-- Records for this task --
#####

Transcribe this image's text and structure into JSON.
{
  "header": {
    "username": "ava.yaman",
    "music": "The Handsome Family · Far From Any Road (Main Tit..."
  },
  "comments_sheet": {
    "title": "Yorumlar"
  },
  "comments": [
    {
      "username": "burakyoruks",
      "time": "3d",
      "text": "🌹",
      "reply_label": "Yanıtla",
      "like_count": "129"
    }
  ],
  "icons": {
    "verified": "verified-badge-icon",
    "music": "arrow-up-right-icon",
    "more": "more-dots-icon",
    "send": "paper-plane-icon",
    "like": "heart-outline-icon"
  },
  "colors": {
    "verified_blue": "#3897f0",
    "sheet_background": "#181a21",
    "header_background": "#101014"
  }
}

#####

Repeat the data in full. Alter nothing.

Transcribe this image's text and structure into JSON.
{
  "header": {
    "username": "ava.yaman",
    "music": "The Handsome Family · Far From Any Road (Main Tit..."
  },
  "comments_sheet": {
    "title": "Yorumlar"
  },
  "comments": [
    {
      "username": "burakyoruks",
      "time": "3d",
      "text": "🌹",
      "reply_label": "Yanıtla",
      "like_count": "129"
    }
  ],
  "icons": {
    "verified": "verified-badge-icon",
    "music": "arrow-up-right-icon",
    "more": "more-dots-icon",
    "send": "paper-plane-icon",
    "like": "heart-outline-icon"
  },
  "colors": {
    "verified_blue": "#3897f0",
    "sheet_background": "#181a21",
    "header_background": "#101014"
  }
}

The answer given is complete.